National Society of Black Engineers Leads Path to GM – Leah Miller
I spent the summer after high school doing research in Ann Arbor that in hindsight helped shaped my path to General Motors.
As a recent graduate from a small private high school in Memphis, Tennessee (my graduating class had 52 people) and a member of the incoming freshman class of the College of Engineering (CoE) at the University of Michigan (UofM), I was both excited and nervous to be joining such a large, new student body.
The summer research opportunity was part of a program that matched talented engineering freshmen with research jobs. I was assigned a mentor and a project in the CoE’s Automotive Laboratory and the rest is history.
When I was not working in the lab, I was participating in campus resource tours and other seminars from key staff members at the university. However, as useful and interesting as these events were, one social highlight of the summer program was the National Society of Black Engineers (NSBE) BBQ sponsored by the organization’s UofM chapter. Many of the summer program student volunteers were members or leaders of the chapter and therefore helped market the benefits of joining the organization. This began my still evolving relationship with NSBE.
In my freshman and sophomore years at Michigan, I was an active member in the NBSE-UM chapter and eventually joined the Junior Executive Board as the Vice President. Not only did I gain valuable teamwork and leadership skills, but being a part of NSBE provided me with opportunities to critique my resume, complete mock interviews and interact with campus recruiters outside of the formal CoE Career Fair. Membership in NSBE also provided a smaller, family-like atmosphere within the larger community of Michigan. For my junior year, I was voted in as the chapter’s Treasurer, thus affording me another leadership opportunity, as well as the opportunity to manage a budget of about $45,000.

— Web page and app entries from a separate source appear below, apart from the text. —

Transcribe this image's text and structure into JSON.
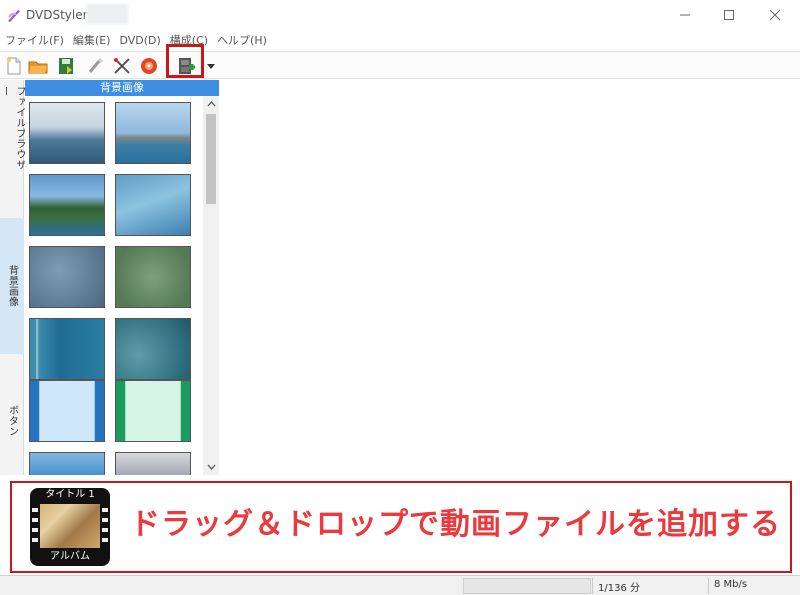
{
  "window": {
    "title": "DVDStyler -",
    "controls": {
      "minimize": "—",
      "maximize": "☐",
      "close": "✕"
    }
  },
  "menu": [
    "ファイル(F)",
    "編集(E)",
    "DVD(D)",
    "構成(C)",
    "ヘルプ(H)"
  ],
  "toolbar": {
    "buttons": [
      "new-icon",
      "open-folder-icon",
      "save-icon",
      "edit-wand-icon",
      "settings-tools-icon",
      "burn-disc-icon",
      "add-video-icon"
    ]
  },
  "side_tabs": {
    "files": "ファイルブラウザー",
    "backgrounds": "背景画像",
    "buttons": "ボタン"
  },
  "panel": {
    "header": "背景画像",
    "thumbnails": [
      "sea-cloudy-sky",
      "sea-boat",
      "coast-cliff",
      "blue-light-rays",
      "blue-gray-texture",
      "green-texture",
      "teal-stripes",
      "teal-grunge",
      "light-blue-frame",
      "green-frame",
      "blue-gradient",
      "gray-gradient"
    ]
  },
  "timeline": {
    "tile_title": "タイトル 1",
    "tile_caption": "アルバム",
    "instruction": "ドラッグ＆ドロップで動画ファイルを追加する"
  },
  "status": {
    "duration": "1/136 分",
    "bitrate": "8 Mb/s"
  },
  "colors": {
    "highlight_border": "#c8171d",
    "instruction_text": "#ea3a3d",
    "panel_header": "#3c8fe2",
    "active_tab": "#d5e6f4"
  }
}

Outside of Michigan activities, I also attended NSBE Regional Conferences for Region IV (The Mother Region) and the National Conferences. Conference experiences were truly unique and always had a high return on investment. The National Board members and guest speakers were always inspiring and there were thousands of networking opportunities with people who wanted to support your growth and development as an engineer. I definitely credit the networking and recruiting activities at NSBE conferences for several of my student internships and for bringing me into GM as an intern and then again as a full time hire within the Global Battery Systems Engineering organization.
If you’re interested in learning more about NSBE and hearing from others directly involved in the program, I encourage you to check out anupcoming regional conference. For more insight on the organization, check out this story from my colleague Charles Muse.

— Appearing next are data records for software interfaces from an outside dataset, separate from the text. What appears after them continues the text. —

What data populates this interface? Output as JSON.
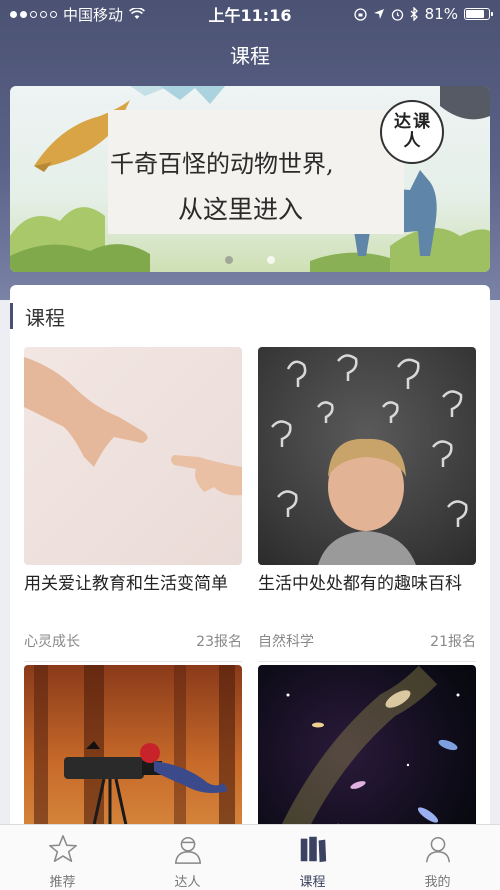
{
  "status_bar": {
    "carrier": "中国移动",
    "time": "上午11:16",
    "battery_percent": "81%",
    "battery_level": 0.81
  },
  "nav": {
    "title": "课程"
  },
  "banner": {
    "line1": "千奇百怪的动物世界,",
    "line2": "从这里进入",
    "stamp_chars": [
      "达",
      "课",
      "人"
    ],
    "active_slide": 1,
    "slide_count": 2
  },
  "section": {
    "title": "课程"
  },
  "courses": [
    {
      "title": "用关爱让教育和生活变简单",
      "category": "心灵成长",
      "enrolled": "23报名",
      "image": "touching-hands"
    },
    {
      "title": "生活中处处都有的趣味百科",
      "category": "自然科学",
      "enrolled": "21报名",
      "image": "boy-question-marks"
    },
    {
      "title": "",
      "category": "",
      "enrolled": "",
      "image": "telescope-forest"
    },
    {
      "title": "",
      "category": "",
      "enrolled": "",
      "image": "galaxy-space"
    }
  ],
  "tabbar": {
    "items": [
      {
        "label": "推荐",
        "icon": "star-icon",
        "active": false
      },
      {
        "label": "达人",
        "icon": "person-icon",
        "active": false
      },
      {
        "label": "课程",
        "icon": "books-icon",
        "active": true
      },
      {
        "label": "我的",
        "icon": "profile-icon",
        "active": false
      }
    ]
  },
  "colors": {
    "header": "#4b5273",
    "accent": "#3c4262"
  }
}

Leah N. Miller is a Hybrid Battery Test Engineer at GM’s Global Battery Systems Laboratory in Warren, Michigan. Prior to her current role, she worked as a Battery Data Analysis Engineer, analyzing hybrid battery usage data from GM’s eAssist vehicles. Leah holds a B.S.E in Mechanical Engineering from the University of Michigan and is currently a M.B.A Candidate at Michigan’s Ross School of Business.